**Directions for this task**
You are asked to repeat the listing word for word and to leave out its pictures.

Listed entries Block Start

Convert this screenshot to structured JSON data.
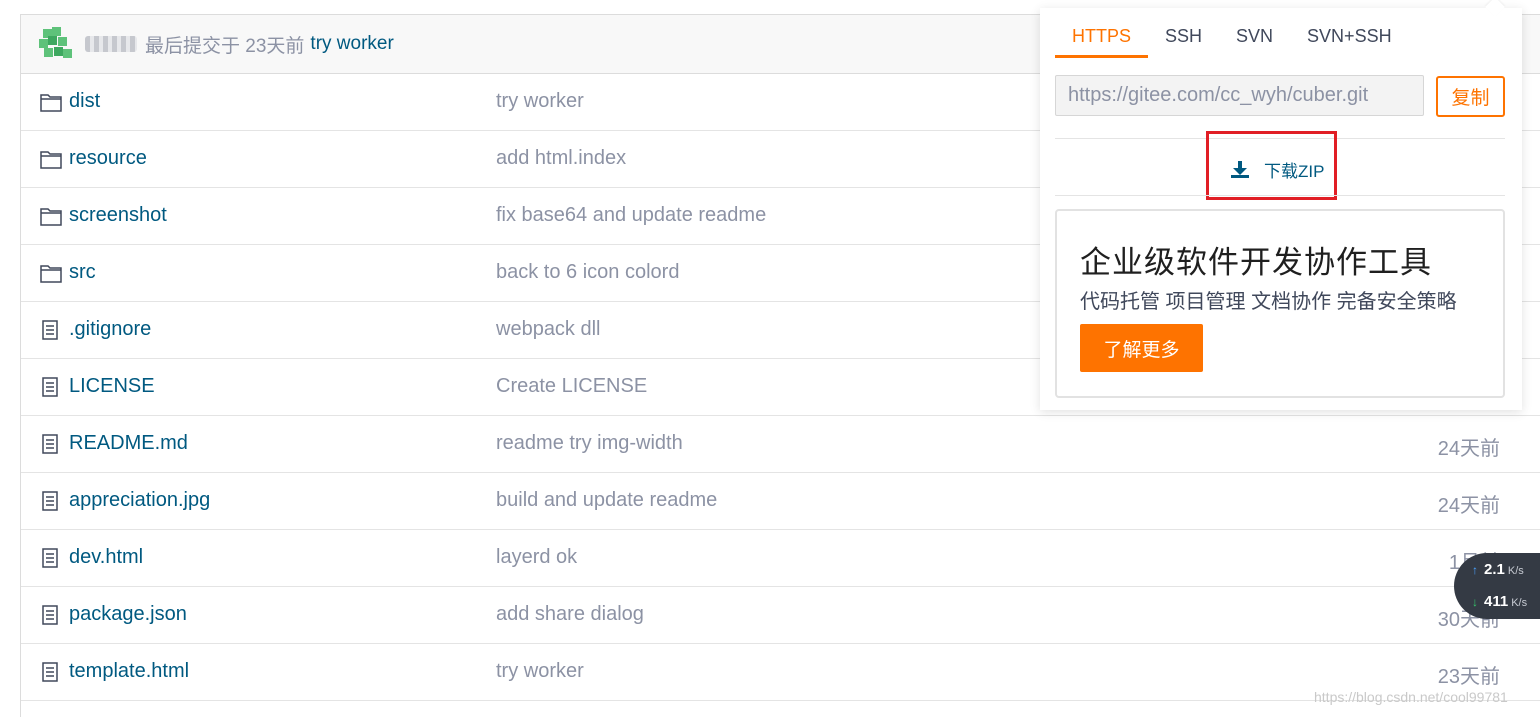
{
  "commit": {
    "meta": "最后提交于 23天前",
    "message": "try worker"
  },
  "files": [
    {
      "type": "folder",
      "name": "dist",
      "message": "try worker",
      "time": ""
    },
    {
      "type": "folder",
      "name": "resource",
      "message": "add html.index",
      "time": ""
    },
    {
      "type": "folder",
      "name": "screenshot",
      "message": "fix base64 and update readme",
      "time": ""
    },
    {
      "type": "folder",
      "name": "src",
      "message": "back to 6 icon colord",
      "time": ""
    },
    {
      "type": "file",
      "name": ".gitignore",
      "message": "webpack dll",
      "time": ""
    },
    {
      "type": "file",
      "name": "LICENSE",
      "message": "Create LICENSE",
      "time": ""
    },
    {
      "type": "file",
      "name": "README.md",
      "message": "readme try img-width",
      "time": "24天前"
    },
    {
      "type": "file",
      "name": "appreciation.jpg",
      "message": "build and update readme",
      "time": "24天前"
    },
    {
      "type": "file",
      "name": "dev.html",
      "message": "layerd ok",
      "time": "1月前"
    },
    {
      "type": "file",
      "name": "package.json",
      "message": "add share dialog",
      "time": "30天前"
    },
    {
      "type": "file",
      "name": "template.html",
      "message": "try worker",
      "time": "23天前"
    }
  ],
  "clone": {
    "tabs": [
      "HTTPS",
      "SSH",
      "SVN",
      "SVN+SSH"
    ],
    "active_tab": "HTTPS",
    "url": "https://gitee.com/cc_wyh/cuber.git",
    "copy_label": "复制",
    "zip_label": "下载ZIP"
  },
  "promo": {
    "title": "企业级软件开发协作工具",
    "subtitle": "代码托管 项目管理 文档协作 完备安全策略",
    "button": "了解更多"
  },
  "net_speed": {
    "up": "2.1",
    "up_unit": "K/s",
    "down": "411",
    "down_unit": "K/s"
  },
  "watermark": "https://blog.csdn.net/cool99781",
  "colors": {
    "accent": "#fe7300",
    "link": "#005980",
    "muted": "#8c92a4",
    "highlight": "#e11e25"
  }
}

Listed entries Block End

**Reply to the task**
Convert this screenshot to structured JSON data.
{
  "commit": {
    "meta": "最后提交于 23天前",
    "message": "try worker"
  },
  "files": [
    {
      "type": "folder",
      "name": "dist",
      "message": "try worker",
      "time": ""
    },
    {
      "type": "folder",
      "name": "resource",
      "message": "add html.index",
      "time": ""
    },
    {
      "type": "folder",
      "name": "screenshot",
      "message": "fix base64 and update readme",
      "time": ""
    },
    {
      "type": "folder",
      "name": "src",
      "message": "back to 6 icon colord",
      "time": ""
    },
    {
      "type": "file",
      "name": ".gitignore",
      "message": "webpack dll",
      "time": ""
    },
    {
      "type": "file",
      "name": "LICENSE",
      "message": "Create LICENSE",
      "time": ""
    },
    {
      "type": "file",
      "name": "README.md",
      "message": "readme try img-width",
      "time": "24天前"
    },
    {
      "type": "file",
      "name": "appreciation.jpg",
      "message": "build and update readme",
      "time": "24天前"
    },
    {
      "type": "file",
      "name": "dev.html",
      "message": "layerd ok",
      "time": "1月前"
    },
    {
      "type": "file",
      "name": "package.json",
      "message": "add share dialog",
      "time": "30天前"
    },
    {
      "type": "file",
      "name": "template.html",
      "message": "try worker",
      "time": "23天前"
    }
  ],
  "clone": {
    "tabs": [
      "HTTPS",
      "SSH",
      "SVN",
      "SVN+SSH"
    ],
    "active_tab": "HTTPS",
    "url": "https://gitee.com/cc_wyh/cuber.git",
    "copy_label": "复制",
    "zip_label": "下载ZIP"
  },
  "promo": {
    "title": "企业级软件开发协作工具",
    "subtitle": "代码托管 项目管理 文档协作 完备安全策略",
    "button": "了解更多"
  },
  "net_speed": {
    "up": "2.1",
    "up_unit": "K/s",
    "down": "411",
    "down_unit": "K/s"
  },
  "watermark": "https://blog.csdn.net/cool99781",
  "colors": {
    "accent": "#fe7300",
    "link": "#005980",
    "muted": "#8c92a4",
    "highlight": "#e11e25"
  }
}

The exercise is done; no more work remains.